◆ Goal of the exercise
The data should be restated word for word, in full.

Start of Input data

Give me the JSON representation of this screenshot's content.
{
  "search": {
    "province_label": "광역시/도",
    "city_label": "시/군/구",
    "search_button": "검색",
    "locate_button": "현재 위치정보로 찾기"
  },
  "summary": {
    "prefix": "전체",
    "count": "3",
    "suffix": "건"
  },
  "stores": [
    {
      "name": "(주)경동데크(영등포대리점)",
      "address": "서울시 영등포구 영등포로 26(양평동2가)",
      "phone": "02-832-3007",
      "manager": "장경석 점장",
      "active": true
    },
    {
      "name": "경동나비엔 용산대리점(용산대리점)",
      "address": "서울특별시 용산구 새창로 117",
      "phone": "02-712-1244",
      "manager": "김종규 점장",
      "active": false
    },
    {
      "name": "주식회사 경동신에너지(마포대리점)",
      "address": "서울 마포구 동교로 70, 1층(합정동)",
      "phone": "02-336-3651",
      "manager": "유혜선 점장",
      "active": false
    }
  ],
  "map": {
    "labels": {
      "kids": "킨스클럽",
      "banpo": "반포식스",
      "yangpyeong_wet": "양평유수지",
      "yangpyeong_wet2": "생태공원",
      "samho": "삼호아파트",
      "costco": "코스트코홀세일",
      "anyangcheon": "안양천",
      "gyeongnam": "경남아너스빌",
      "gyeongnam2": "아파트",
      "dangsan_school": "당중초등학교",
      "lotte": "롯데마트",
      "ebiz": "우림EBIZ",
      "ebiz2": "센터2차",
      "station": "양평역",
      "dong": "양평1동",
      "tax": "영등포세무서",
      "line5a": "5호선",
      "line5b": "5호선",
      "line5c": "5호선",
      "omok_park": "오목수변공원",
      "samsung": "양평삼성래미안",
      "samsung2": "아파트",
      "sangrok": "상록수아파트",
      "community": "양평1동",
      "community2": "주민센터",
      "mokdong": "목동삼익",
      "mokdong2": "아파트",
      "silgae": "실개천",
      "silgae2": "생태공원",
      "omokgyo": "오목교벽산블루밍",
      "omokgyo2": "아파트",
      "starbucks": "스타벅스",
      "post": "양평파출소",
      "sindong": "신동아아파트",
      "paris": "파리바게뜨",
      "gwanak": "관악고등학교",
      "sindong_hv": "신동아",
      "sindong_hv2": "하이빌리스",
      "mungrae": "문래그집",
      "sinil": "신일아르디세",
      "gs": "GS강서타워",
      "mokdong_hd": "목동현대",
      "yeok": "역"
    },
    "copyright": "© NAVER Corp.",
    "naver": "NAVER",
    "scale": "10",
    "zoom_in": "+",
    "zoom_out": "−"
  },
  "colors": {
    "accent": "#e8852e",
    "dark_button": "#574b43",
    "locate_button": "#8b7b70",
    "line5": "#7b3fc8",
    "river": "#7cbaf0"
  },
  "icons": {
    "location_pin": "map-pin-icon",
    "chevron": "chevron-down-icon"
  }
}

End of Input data

◆ Output for this exercise
Give me the JSON representation of this screenshot's content.
{
  "search": {
    "province_label": "광역시/도",
    "city_label": "시/군/구",
    "search_button": "검색",
    "locate_button": "현재 위치정보로 찾기"
  },
  "summary": {
    "prefix": "전체",
    "count": "3",
    "suffix": "건"
  },
  "stores": [
    {
      "name": "(주)경동데크(영등포대리점)",
      "address": "서울시 영등포구 영등포로 26(양평동2가)",
      "phone": "02-832-3007",
      "manager": "장경석 점장",
      "active": true
    },
    {
      "name": "경동나비엔 용산대리점(용산대리점)",
      "address": "서울특별시 용산구 새창로 117",
      "phone": "02-712-1244",
      "manager": "김종규 점장",
      "active": false
    },
    {
      "name": "주식회사 경동신에너지(마포대리점)",
      "address": "서울 마포구 동교로 70, 1층(합정동)",
      "phone": "02-336-3651",
      "manager": "유혜선 점장",
      "active": false
    }
  ],
  "map": {
    "labels": {
      "kids": "킨스클럽",
      "banpo": "반포식스",
      "yangpyeong_wet": "양평유수지",
      "yangpyeong_wet2": "생태공원",
      "samho": "삼호아파트",
      "costco": "코스트코홀세일",
      "anyangcheon": "안양천",
      "gyeongnam": "경남아너스빌",
      "gyeongnam2": "아파트",
      "dangsan_school": "당중초등학교",
      "lotte": "롯데마트",
      "ebiz": "우림EBIZ",
      "ebiz2": "센터2차",
      "station": "양평역",
      "dong": "양평1동",
      "tax": "영등포세무서",
      "line5a": "5호선",
      "line5b": "5호선",
      "line5c": "5호선",
      "omok_park": "오목수변공원",
      "samsung": "양평삼성래미안",
      "samsung2": "아파트",
      "sangrok": "상록수아파트",
      "community": "양평1동",
      "community2": "주민센터",
      "mokdong": "목동삼익",
      "mokdong2": "아파트",
      "silgae": "실개천",
      "silgae2": "생태공원",
      "omokgyo": "오목교벽산블루밍",
      "omokgyo2": "아파트",
      "starbucks": "스타벅스",
      "post": "양평파출소",
      "sindong": "신동아아파트",
      "paris": "파리바게뜨",
      "gwanak": "관악고등학교",
      "sindong_hv": "신동아",
      "sindong_hv2": "하이빌리스",
      "mungrae": "문래그집",
      "sinil": "신일아르디세",
      "gs": "GS강서타워",
      "mokdong_hd": "목동현대",
      "yeok": "역"
    },
    "copyright": "© NAVER Corp.",
    "naver": "NAVER",
    "scale": "10",
    "zoom_in": "+",
    "zoom_out": "−"
  },
  "colors": {
    "accent": "#e8852e",
    "dark_button": "#574b43",
    "locate_button": "#8b7b70",
    "line5": "#7b3fc8",
    "river": "#7cbaf0"
  },
  "icons": {
    "location_pin": "map-pin-icon",
    "chevron": "chevron-down-icon"
  }
}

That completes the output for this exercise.